Moving fast in a crowded part of space meant that they were able to collect protoplanetary material faster than Uranus and Neptune. In fact, they did it so fast that they grew large enough to start gravitationally attracting the hydrogen and helium gas from the solar nebula.
Out at the distances of Uranus and Neptune, there was less protoplanetary material to collect, and the slower movement around the solar system meant that these planets formed slower.
It is thought that Uranus and Neptune don’t have large gas envelopes because their cores didn’t get big enough, fast enough, to attract a large amount of gas from the solar nebula before the Sun got large and bright enough to create solar winds that blew away the remaining free gas in the nebula.
This is a transcript from the video series A Field Guide to the Planets. Watch it now, Wondrium.
Uranus Doesn’t Experience Normal Days or Seasons
In 1986, 4.5 years after Voyager 2 flew by Saturn, the spacecraft approached Uranus. Out here, we are twice as far from the Sun as Saturn, and 20 times farther than Earth.
Uranus takes 84 Earth years to complete one orbit; that means Uranus has completed less than three orbits since it was discovered in 1781. It also means that only about two seasons of a single year have elapsed since Voyager 2 encountered the planet back in 1986.
Because of how the planet’s axis is tilted, seasons on Uranus are quite different than on other planets. Uranus’s rotation axis is about 98° away from its orbital axis. This means that Uranus kind of looks like it’s rotating on its side. But Uranus is not only rotating on its side, it’s also traveling along its orbit. Thus, this planet doesn’t experience normal days and nights, or normal seasons.
If one lived in the northern hemisphere on Uranus, at latitudes similar to the US or Europe, then in the summer, he would constantly face the Sun, experiencing no night. It would be a single summer day that would last 21 Earth years. And if one didn’t head south for winter, he would go through a single night lasting another 21 years.
Since the axis tilt isn’t exactly 90°, there is a small swath near the equator where one could live and experience day-night cycles during these times, but the Sun would be very low on the horizon.
The story is quite different in spring and fall. As Uranus moves along its orbit, different latitudes begin to face the Sun. Near the spring and fall equinoxes, most latitudes experience typical day-night cycles, similar to those on Earth.
Learn more about Saturn’s moons.
Why Is Uranus Tilted Sideways?
Planets like Earth, Mars, and Saturn have tilts around 25°, while some planets have little to no tilts, like Jupiter and Mercury. Then there’s Venus whose upside down tilt is a whopping 177°. But Uranus is the only planet rotating on its side.
The most common explanation for the tilt of Uranus is that while the planet was forming, it suffered a glancing blow from an Earth-sized protoplanet. Such an impact could have torqued the planet, changing its rotation vector. In some ways, this makes the most sense considering that the same mechanism is used to explain other planetary tilts.
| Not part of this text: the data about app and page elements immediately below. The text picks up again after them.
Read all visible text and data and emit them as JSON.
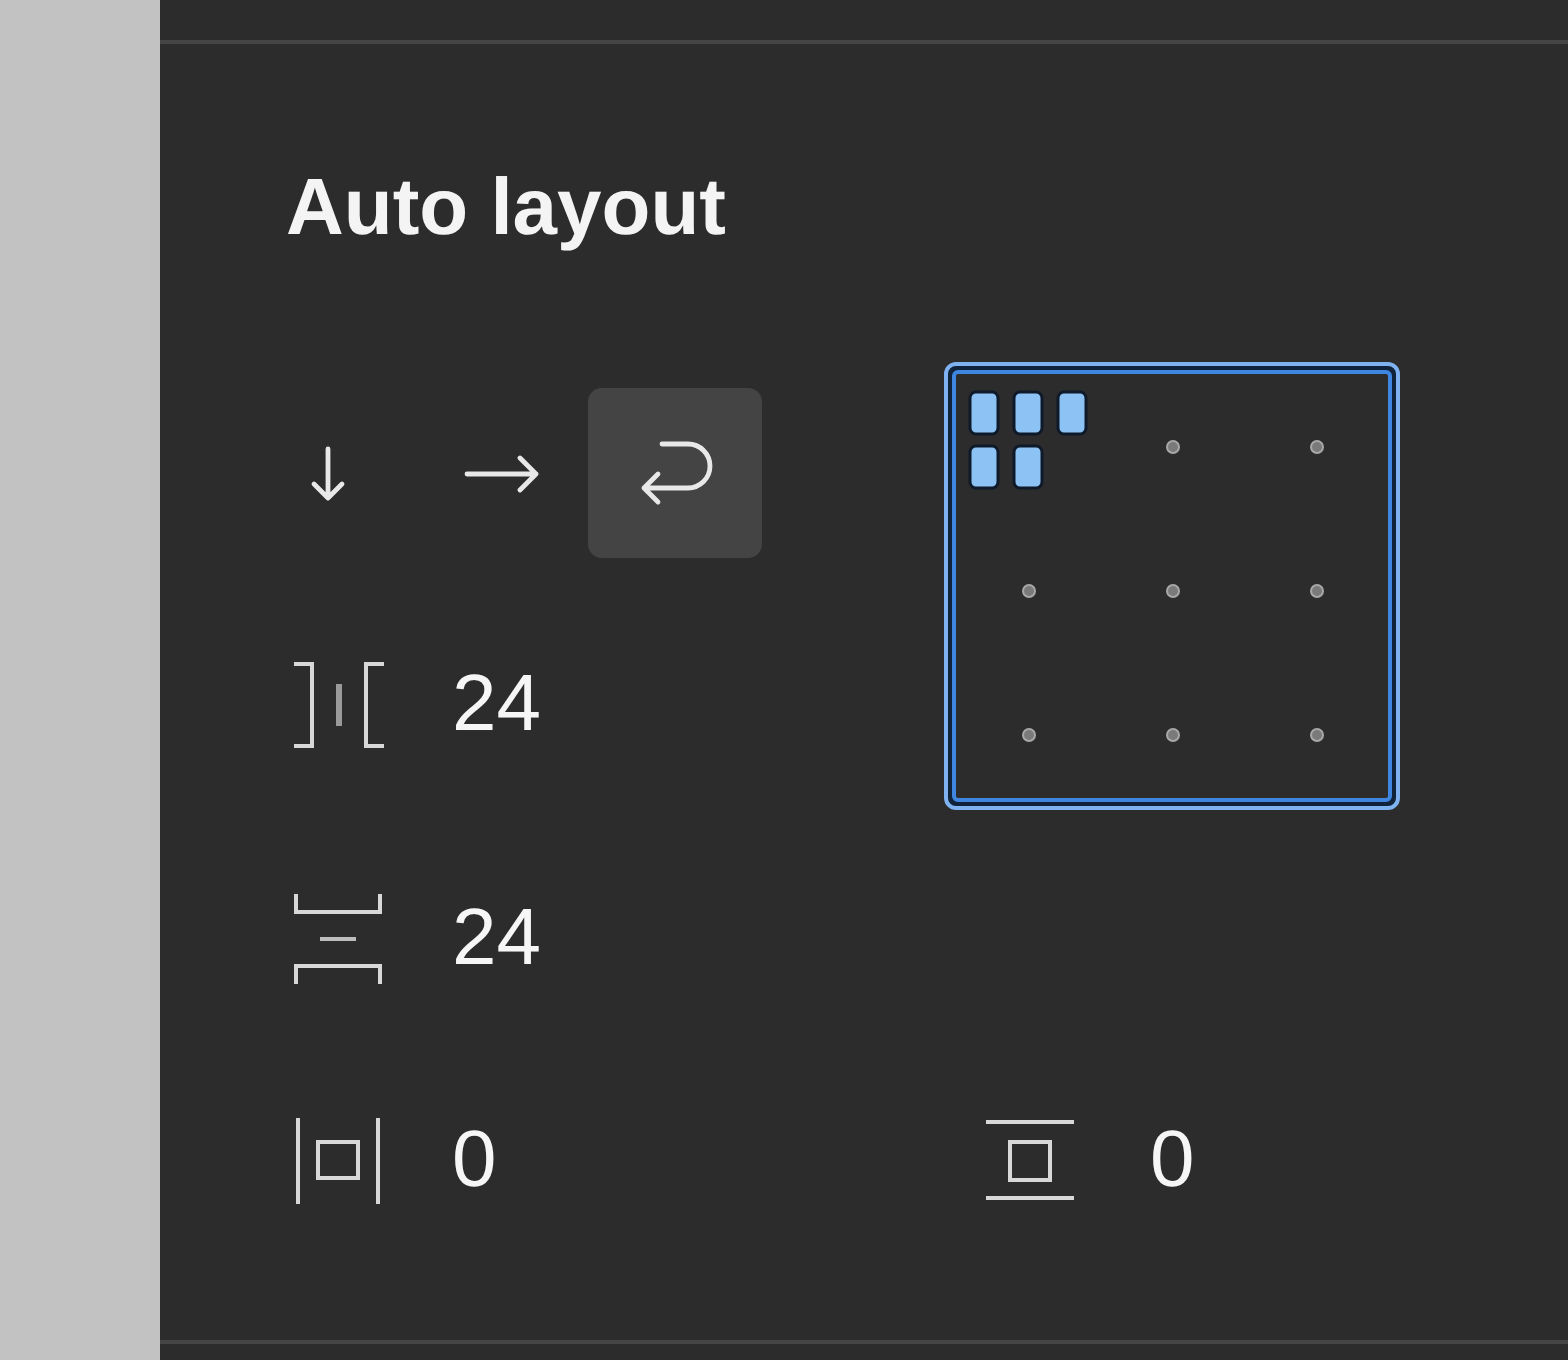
{
  "panel": {
    "title": "Auto layout"
  },
  "direction_buttons": [
    {
      "kind": "vertical",
      "selected": false
    },
    {
      "kind": "horizontal",
      "selected": false
    },
    {
      "kind": "wrap",
      "selected": true
    }
  ],
  "spacing": [
    {
      "kind": "horizontal-gap",
      "value": "24"
    },
    {
      "kind": "vertical-gap",
      "value": "24"
    }
  ],
  "alignment": {
    "cells": [
      {
        "selected": true
      },
      {
        "selected": false
      },
      {
        "selected": false
      },
      {
        "selected": false
      },
      {
        "selected": false
      },
      {
        "selected": false
      },
      {
        "selected": false
      },
      {
        "selected": false
      },
      {
        "selected": false
      }
    ]
  },
  "padding": [
    {
      "kind": "horizontal",
      "value": "0"
    },
    {
      "kind": "vertical",
      "value": "0"
    }
  ]
}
Common Questions about the Structure and Seasons of Uranus
NASA decided that the Voyager 1 spacecraft would be dedicated to getting close to Saturn’s moon Titan, while the Voyager 2 spacecraft would visit Uranus and Neptune.
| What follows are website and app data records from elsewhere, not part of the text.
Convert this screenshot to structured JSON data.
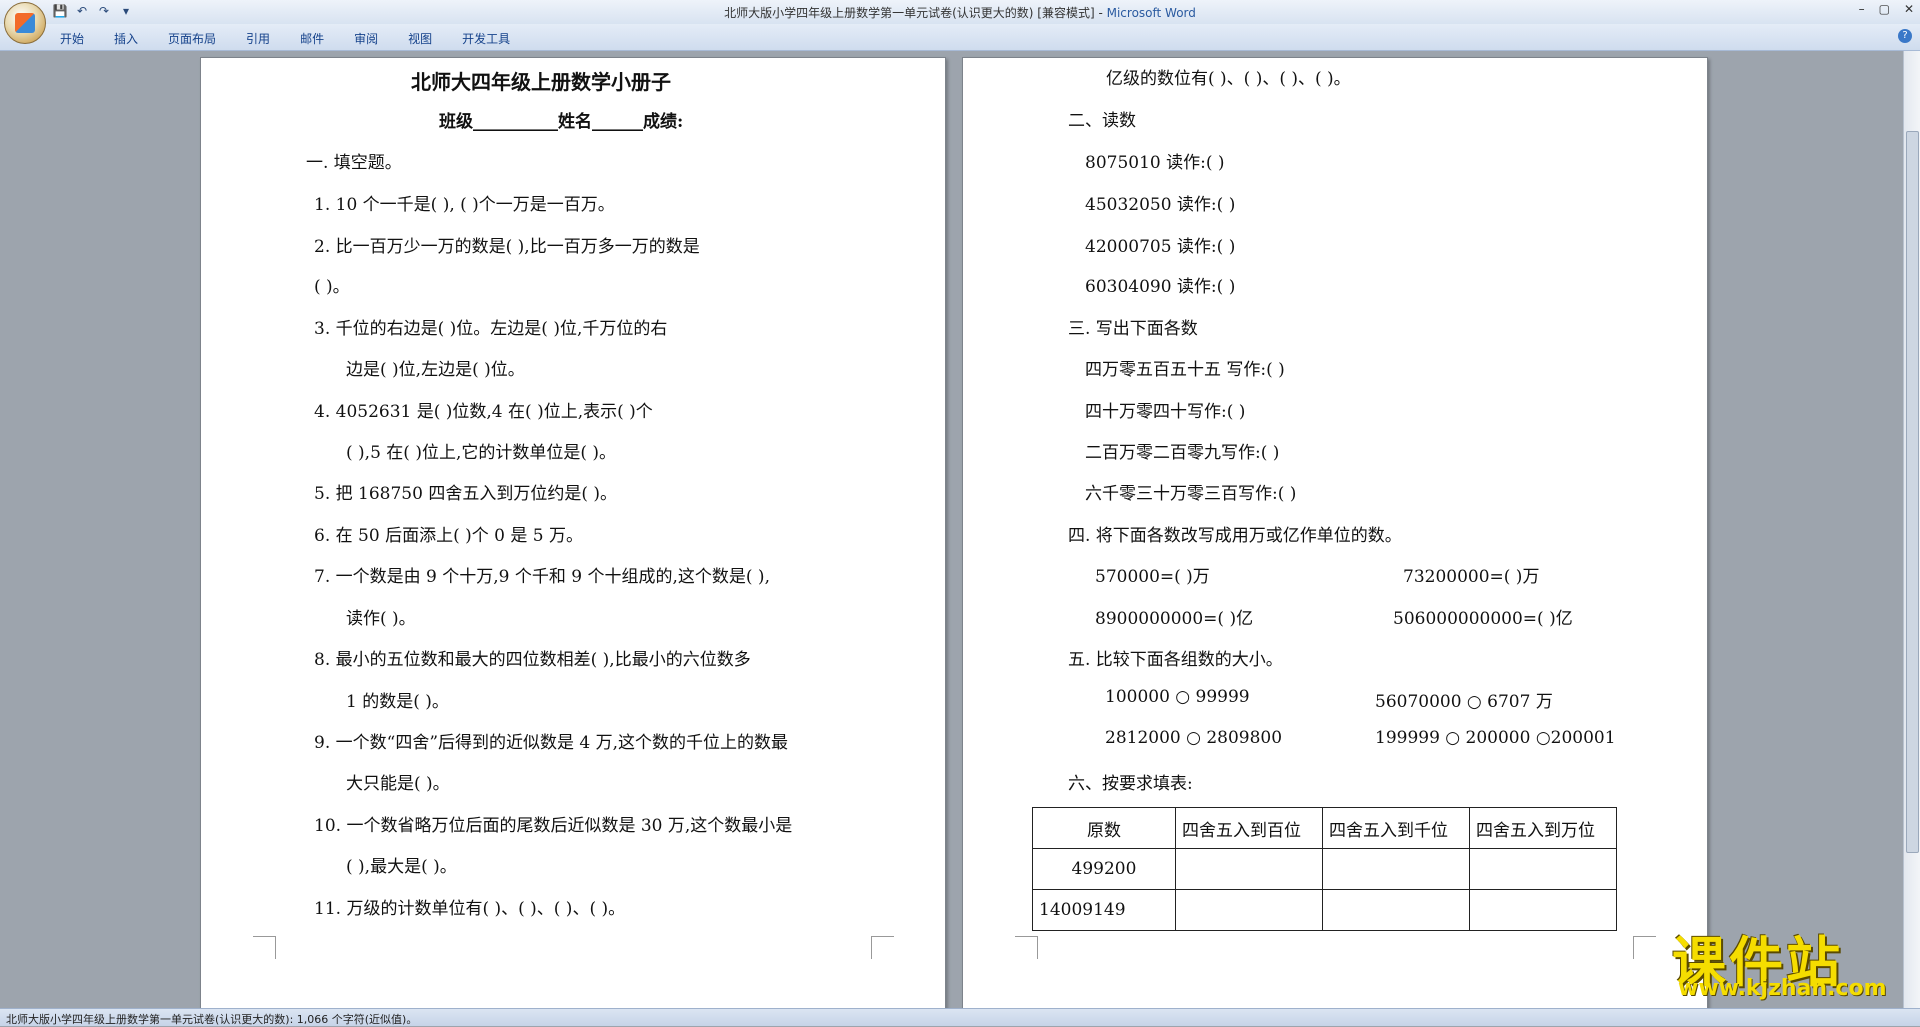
{
  "window": {
    "title_doc": "北师大版小学四年级上册数学第一单元试卷(认识更大的数) [兼容模式] - ",
    "title_app": "Microsoft Word",
    "controls": [
      "–",
      "▢",
      "✕"
    ]
  },
  "ribbon": {
    "tabs": [
      "开始",
      "插入",
      "页面布局",
      "引用",
      "邮件",
      "审阅",
      "视图",
      "开发工具"
    ],
    "help": "?"
  },
  "left_page": {
    "heading": "北师大四年级上册数学小册子",
    "info_line": "班级__________姓名______成绩:",
    "lines": [
      "一.    填空题。",
      "1. 10 个一千是(          ),          (      )个一万是一百万。",
      "2. 比一百万少一万的数是(          ),比一百万多一万的数是",
      "(          )。",
      "3. 千位的右边是(        )位。左边是(          )位,千万位的右",
      "边是(        )位,左边是(          )位。",
      "4. 4052631 是(        )位数,4 在(          )位上,表示(      )个",
      "(        ),5 在(        )位上,它的计数单位是(          )。",
      "5. 把 168750 四舍五入到万位约是(                    )。",
      "6. 在 50 后面添上(            )个 0 是 5 万。",
      "7. 一个数是由 9 个十万,9 个千和 9 个十组成的,这个数是(        ),",
      "读作(                  )。",
      "8. 最小的五位数和最大的四位数相差(          ),比最小的六位数多",
      "1 的数是(            )。",
      "9. 一个数“四舍”后得到的近似数是 4 万,这个数的千位上的数最",
      "大只能是(              )。",
      "10. 一个数省略万位后面的尾数后近似数是 30 万,这个数最小是",
      "(                  ),最大是(                        )。",
      "11. 万级的计数单位有(          )、(          )、(          )、(          )。"
    ]
  },
  "right_page": {
    "lines": [
      "亿级的数位有(          )、(          )、(          )、(          )。",
      "二、读数",
      "8075010 读作:(                                    )",
      "45032050 读作:(                                  )",
      "42000705 读作:(                                  )",
      "60304090 读作:(                                  )",
      "三. 写出下面各数",
      "四万零五百五十五 写作:(                          )",
      "四十万零四十写作:(                                    )",
      "二百万零二百零九写作:(                              )",
      "六千零三十万零三百写作:(                          )",
      "四. 将下面各数改写成用万或亿作单位的数。",
      "570000=(          )万",
      "73200000=(            )万",
      "8900000000=(          )亿",
      "506000000000=(          )亿",
      "五. 比较下面各组数的大小。",
      "100000  ○  99999",
      "56070000  ○      6707 万",
      "2812000      ○ 2809800",
      "199999 ○ 200000   ○200001",
      "六、按要求填表:"
    ],
    "table": {
      "headers": [
        "原数",
        "四舍五入到百位",
        "四舍五入到千位",
        "四舍五入到万位"
      ],
      "rows": [
        [
          "499200",
          "",
          "",
          ""
        ],
        [
          "14009149",
          "",
          "",
          ""
        ]
      ]
    }
  },
  "statusbar": {
    "text": "北师大版小学四年级上册数学第一单元试卷(认识更大的数): 1,066 个字符(近似值)。"
  },
  "watermark": {
    "text": "课件站",
    "url": "www.kjzhan.com"
  }
}
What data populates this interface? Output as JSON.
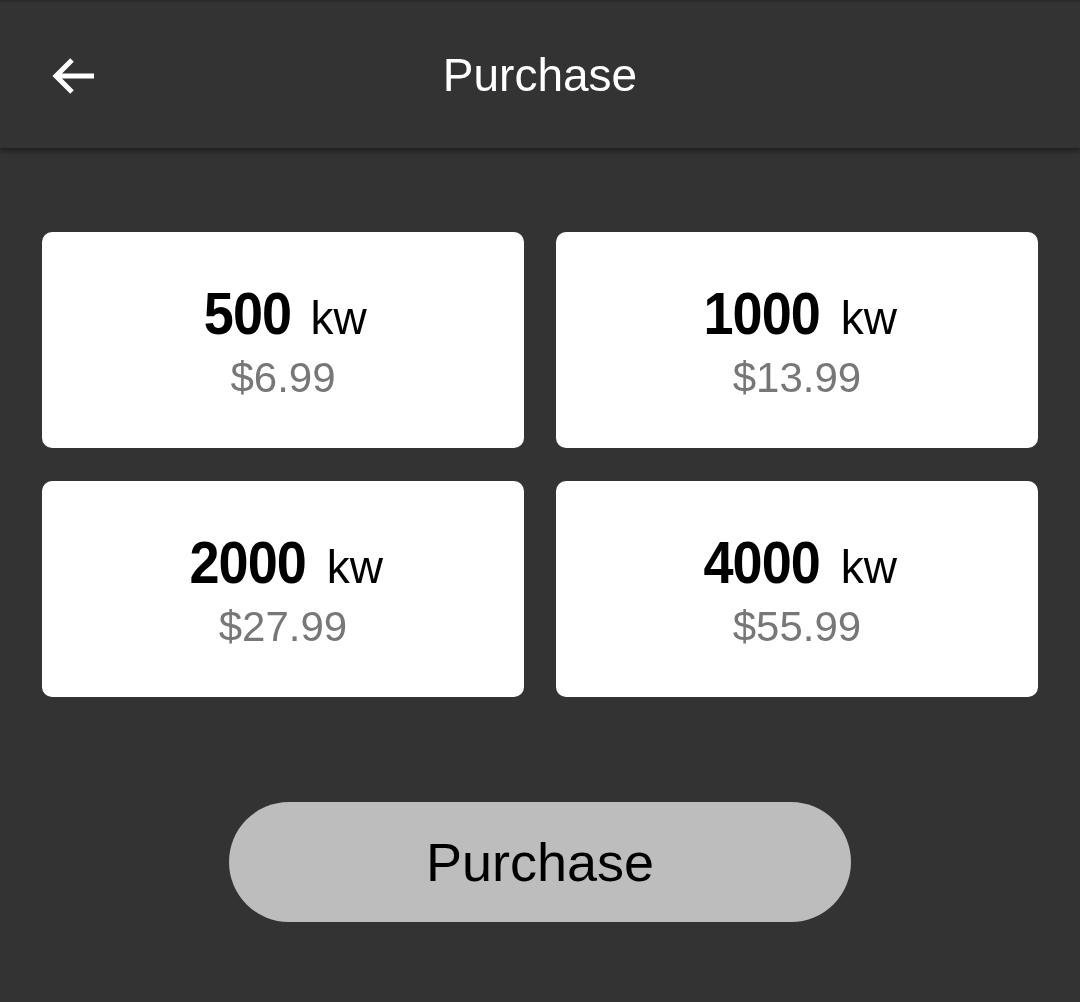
{
  "app_bar": {
    "title": "Purchase"
  },
  "packages": [
    {
      "amount": "500",
      "unit": "kw",
      "price": "$6.99",
      "selected": false
    },
    {
      "amount": "1000",
      "unit": "kw",
      "price": "$13.99",
      "selected": false
    },
    {
      "amount": "2000",
      "unit": "kw",
      "price": "$27.99",
      "selected": false
    },
    {
      "amount": "4000",
      "unit": "kw",
      "price": "$55.99",
      "selected": false
    }
  ],
  "purchase_button": {
    "label": "Purchase",
    "disabled": true
  }
}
Uranus is known as an ice giant because its compositional mix contains materials made up of combinations of elements slightly heavier than hydrogen and helium, such as carbon, oxygen, nitrogen, and sulfur. The term ice here is a shorthand for the compositional mix, regardless of how much of those elements are solid, liquid, or gas.
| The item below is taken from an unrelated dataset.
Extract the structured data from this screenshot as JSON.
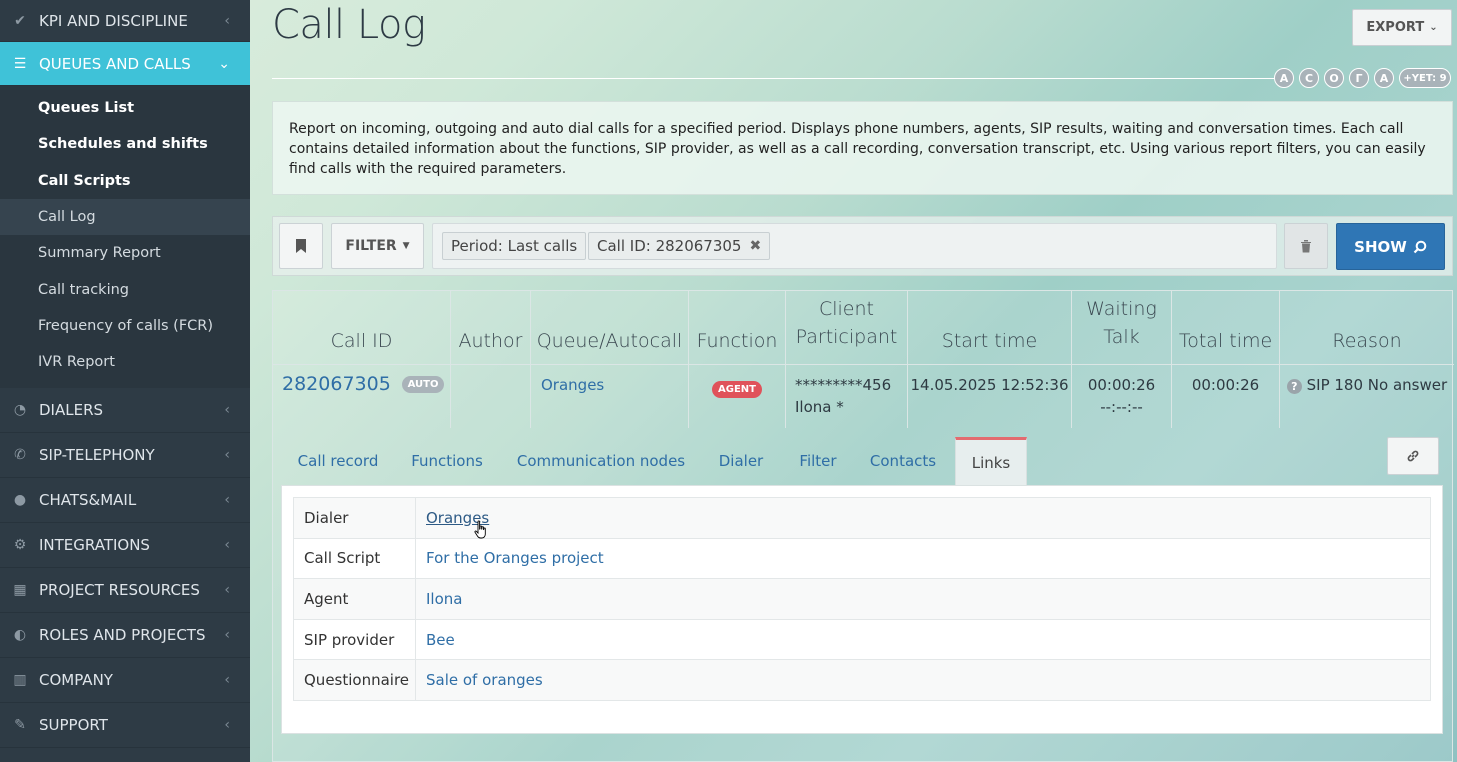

Uranus’s rotation axis is titled. It is about 98° away from its orbital axis, which means Uranus appears to be rotating on its side. It is the only planet rotating on its side.
Uranus has strange seasons due to its sideways tilt. So, in its northern hemisphere, during summers, you would constantly face the Sun, experiencing no night. It would be a single summer day that would last 21 earth years. And during winters, you’ll have a single night lasting another 21 years.